Dataset items:
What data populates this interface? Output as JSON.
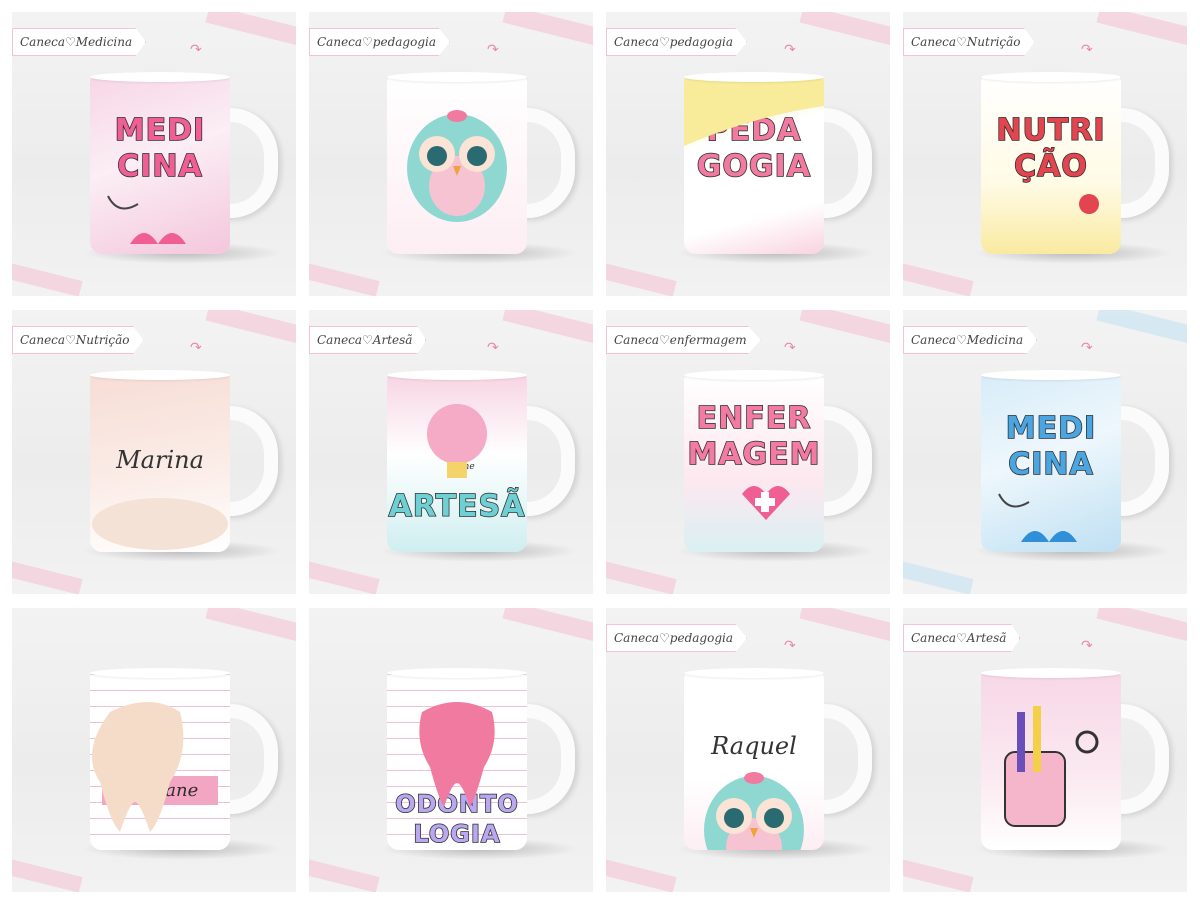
{
  "colors": {
    "pink": "#f07aa0",
    "teal": "#7fd6d2",
    "blue": "#3a86c8",
    "yellow": "#f7e48a",
    "rose": "#f6c9d6"
  },
  "tiles": [
    {
      "tag": "Caneca♡Medicina",
      "words": [
        "MEDI",
        "CINA"
      ],
      "style": "medicina-pink"
    },
    {
      "tag": "Caneca♡pedagogia",
      "words": [],
      "style": "owl"
    },
    {
      "tag": "Caneca♡pedagogia",
      "words": [
        "PEDA",
        "GOGIA"
      ],
      "style": "pedagogia"
    },
    {
      "tag": "Caneca♡Nutrição",
      "words": [
        "NUTRI",
        "ÇÃO"
      ],
      "style": "nutricao"
    },
    {
      "tag": "Caneca♡Nutrição",
      "name": "Marina",
      "style": "marina"
    },
    {
      "tag": "Caneca♡Artesã",
      "words": [
        "ARTESÃ"
      ],
      "style": "artesa",
      "small": "Aline"
    },
    {
      "tag": "Caneca♡enfermagem",
      "words": [
        "ENFER",
        "MAGEM"
      ],
      "style": "enfermagem"
    },
    {
      "tag": "Caneca♡Medicina",
      "words": [
        "MEDI",
        "CINA"
      ],
      "style": "medicina-blue"
    },
    {
      "tag": "",
      "name": "Mariane",
      "style": "dente"
    },
    {
      "tag": "",
      "words": [
        "ODONTO",
        "LOGIA"
      ],
      "style": "odonto"
    },
    {
      "tag": "Caneca♡pedagogia",
      "name": "Raquel",
      "style": "owl-name"
    },
    {
      "tag": "Caneca♡Artesã",
      "words": [],
      "style": "artesa-jar"
    }
  ]
}
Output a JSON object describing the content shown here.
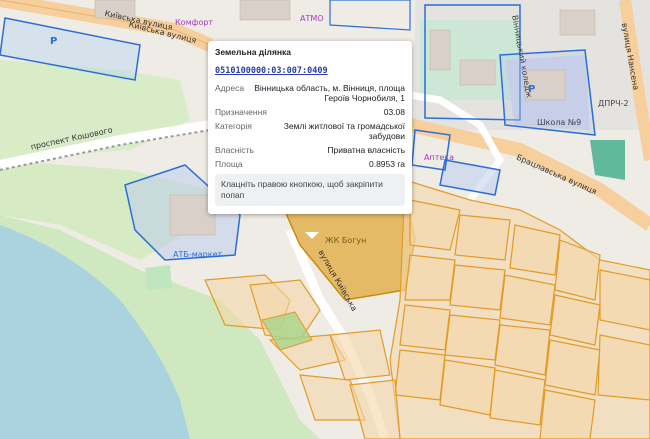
{
  "popup": {
    "title": "Земельна ділянка",
    "cadastral_number": "0510100000:03:007:0409",
    "fields": [
      {
        "label": "Адреса",
        "value": "Вінницька область, м. Вінниця, площа Героїв Чорнобиля, 1"
      },
      {
        "label": "Призначення",
        "value": "03.08"
      },
      {
        "label": "Категорія",
        "value": "Землі житлової та громадської забудови"
      },
      {
        "label": "Власність",
        "value": "Приватна власність"
      },
      {
        "label": "Площа",
        "value": "0.8953 га"
      }
    ],
    "hint": "Клацніть правою кнопкою, щоб закріпити попап"
  },
  "map_labels": {
    "kyivska1": "Київська вулиця",
    "kyivska2": "Київська вулиця",
    "koshovoho": "проспект Кошового",
    "brativ": "Брацлавська вулиця",
    "nahimova": "вулиця Нансена",
    "zhk": "ЖК Богун",
    "karpatska": "вулиця Київська",
    "school": "Школа №9",
    "college": "Вінницький коледж",
    "dprch": "ДПРЧ-2",
    "atb": "АТБ-маркет",
    "komfort": "Комфорт",
    "atmo": "АТМО",
    "pharmacy": "Аптека",
    "parking": "P"
  }
}
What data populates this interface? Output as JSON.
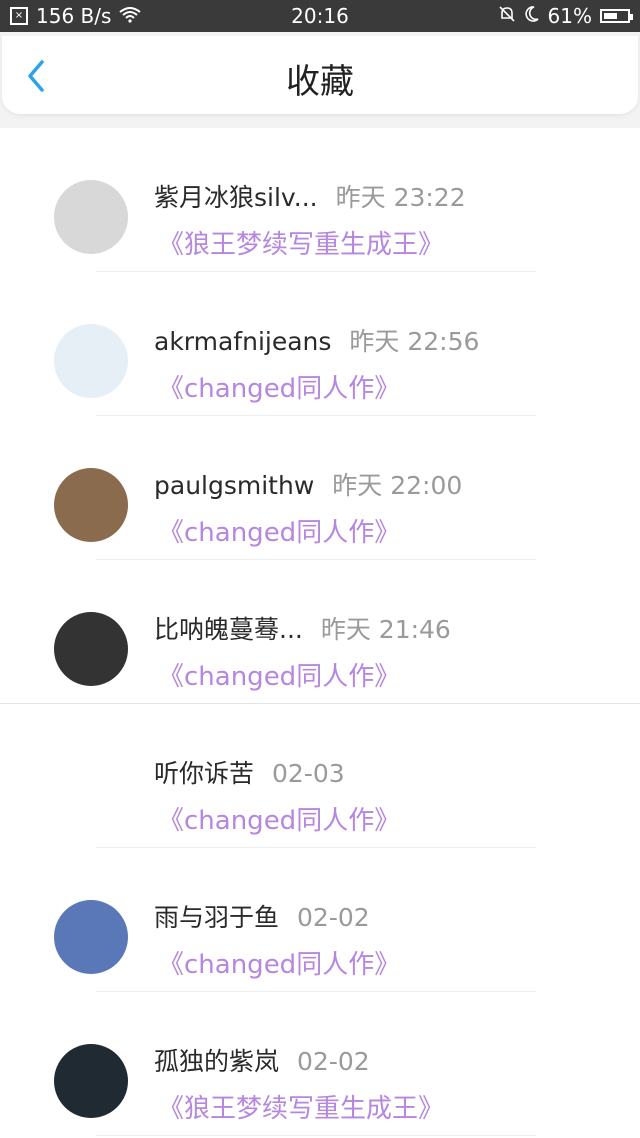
{
  "status_bar": {
    "speed": "156 B/s",
    "time": "20:16",
    "battery_percent": "61%",
    "battery_level": 0.61
  },
  "header": {
    "title": "收藏"
  },
  "items": [
    {
      "name": "紫月冰狼silv...",
      "time": "昨天 23:22",
      "book": "《狼王梦续写重生成王》",
      "avatar_color": "#d8d8d8"
    },
    {
      "name": "akrmafnijeans",
      "time": "昨天 22:56",
      "book": "《changed同人作》",
      "avatar_color": "#e6eef6"
    },
    {
      "name": "paulgsmithw",
      "time": "昨天 22:00",
      "book": "《changed同人作》",
      "avatar_color": "#8a6b4e"
    },
    {
      "name": "比呐魄蔓蓦...",
      "time": "昨天 21:46",
      "book": "《changed同人作》",
      "avatar_color": "#333333"
    },
    {
      "name": "听你诉苦",
      "time": "02-03",
      "book": "《changed同人作》",
      "avatar_color": "#ffffff"
    },
    {
      "name": "雨与羽于鱼",
      "time": "02-02",
      "book": "《changed同人作》",
      "avatar_color": "#5a78b8"
    },
    {
      "name": "孤独的紫岚",
      "time": "02-02",
      "book": "《狼王梦续写重生成王》",
      "avatar_color": "#1f2a33"
    }
  ]
}
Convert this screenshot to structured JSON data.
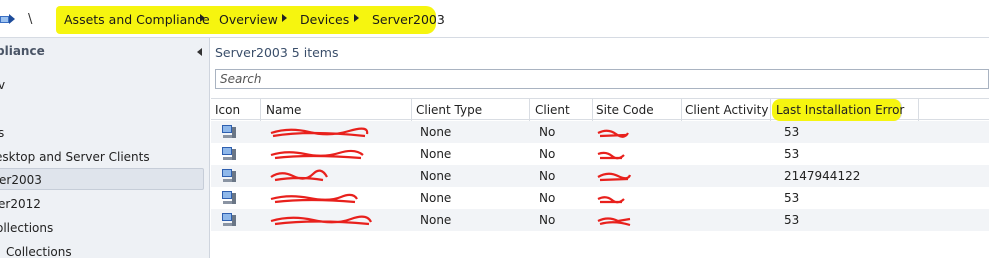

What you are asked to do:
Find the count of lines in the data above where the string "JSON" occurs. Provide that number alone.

Exercise output:
4